If the cancellation request has been submitted correctly, the provider is required to inform you of receipt of the request within 5 days, indicating the date of the termination of the contract and informing you of your rights and obligations following the cancellation, including the obligation to pay any charges, for example for failure to comply with the loyalty period. If the request for cancellation has not been correctly submitted, the provider is required to inform you of the missing information within 3 working days.


If you do not submit the missing information within 30 working days of the providers reply, you will have to start the procedure again. After canceling the contract, you can sign a contract with another provider. To find out what offers exist on the market, you can contact the different providers to see which offer best suits your needs. You can also use the tariff comparison application on the website of ANACOM, linked above.


More information can be found on the consumer portal.


SET UP : PHONE CONNECTION


If you’re moving into a property that doesn’t have an existing phone line or connection, then you’ll typically need to set one up through MEO. This is regardless of whether you actually end up choosing MEO as your provider, due to their operation of the network. However, remember that if you don’t sign up with MEO, you may still need to pay the line rental.


The sign-up process can take several weeks, depending on your situation and location, so it’s a good idea to get the ball rolling as soon as you can. If your new home already has a functioning phone line, you should be able to transfer the existing account into your name or sign up for a new contract with your chosen provider. As with any contract, be sure to read the small print carefully before signing up to avoid any frustrations later on.


When signing up with a landline provider in Portugal, you’ll likely need to provide the following information:

  • Identification (most likely a Passport)

  • Proof of address

  • NIF (número de identificação fiscal /fiscal number)

  • Bank account details

  • Contact details

It may take a few days to activate your account and you’ll likely be informed when it happens. If you are moving within Portugal, then your provider might let you move your existing contract to your new address. Depending on the move, you may even be able to keep your phone number. However, again, be aware that this may take longer than you expect; so start the process ahead of time to avoid any unforeseen surprises.



SET UP : INTERNET CONNECTION

Portugal has a good internet network, with fiber readily available across most of the country. If your home is not connected to the fiber network – or your provider of choice does not offer fiber – there are alternatives. These include ADSL connections and satellite internet, which can be particularly helpful in more rural areas.

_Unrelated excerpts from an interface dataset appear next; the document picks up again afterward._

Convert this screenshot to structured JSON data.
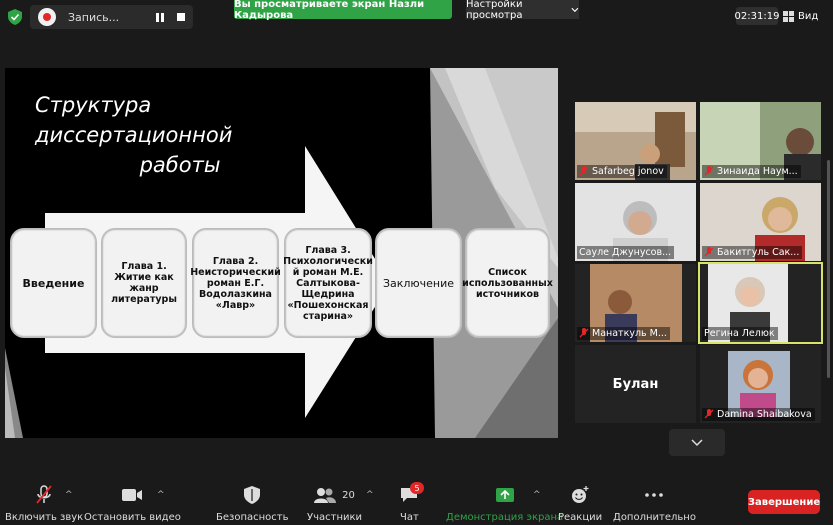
{
  "topbar": {
    "recording_label": "Запись...",
    "share_banner": "Вы просматриваете экран Назли Кадырова",
    "view_settings": "Настройки просмотра",
    "timer": "02:31:19",
    "view_label": "Вид"
  },
  "slide": {
    "title_line1": "Структура диссертационной",
    "title_line2": "работы",
    "boxes": [
      "Введение",
      "Глава 1. Житие как жанр литературы",
      "Глава 2. Неисторический роман Е.Г. Водолазкина «Лавр»",
      "Глава 3. Психологический роман М.Е. Салтыкова-Щедрина «Пошехонская старина»",
      "Заключение",
      "Список использованных источников"
    ],
    "box3_html": "Глава 3. Психологически й роман М.Е. Салтыкова-Щедрина «Пошехонская старина»"
  },
  "participants": [
    {
      "name": "Safarbeg jonov",
      "muted": true
    },
    {
      "name": "Зинаида Наум...",
      "muted": true
    },
    {
      "name": "Сауле Джунусов...",
      "muted": false
    },
    {
      "name": "Бакитгуль Сак...",
      "muted": true
    },
    {
      "name": "Манаткуль М...",
      "muted": true
    },
    {
      "name": "Регина Лелюк",
      "muted": false
    },
    {
      "name": "Булан",
      "muted": true
    },
    {
      "name": "Damina Shaibakova",
      "muted": true
    }
  ],
  "toolbar": {
    "mute_label": "Включить звук",
    "video_label": "Остановить видео",
    "security_label": "Безопасность",
    "participants_label": "Участники",
    "participants_count": "20",
    "chat_label": "Чат",
    "chat_badge": "5",
    "share_label": "Демонстрация экрана",
    "reactions_label": "Реакции",
    "more_label": "Дополнительно",
    "end_label": "Завершение"
  },
  "colors": {
    "share_green": "#2fa346",
    "end_red": "#d92323",
    "active_border": "#d7e46a"
  }
}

Be aware that your choice of both provider and connectivity will largely depend on your location. Some providers let you search for local availability on their websites.

Keep in mind that in more rural areas, you may need to visit your nearest provider outlet to check the availability of the network. Once you have chosen a provider, settled on a tariff, and added any extras (such as a TV subscription), it’s time to get connected!


While this is relatively straightforward, the process will largely depend on your particular circumstances. For example, if you’ve signed up with your home’s previous provider or a mobile internet tariff, you may only need to plug in your router to get online. But, if you’re setting up a brand new installation or waiting for a new phone line, this could take a few weeks. Therefore, it’s important to contact your new provider ahead of time and check your options. After all, you don’t want to be left offline after moving in.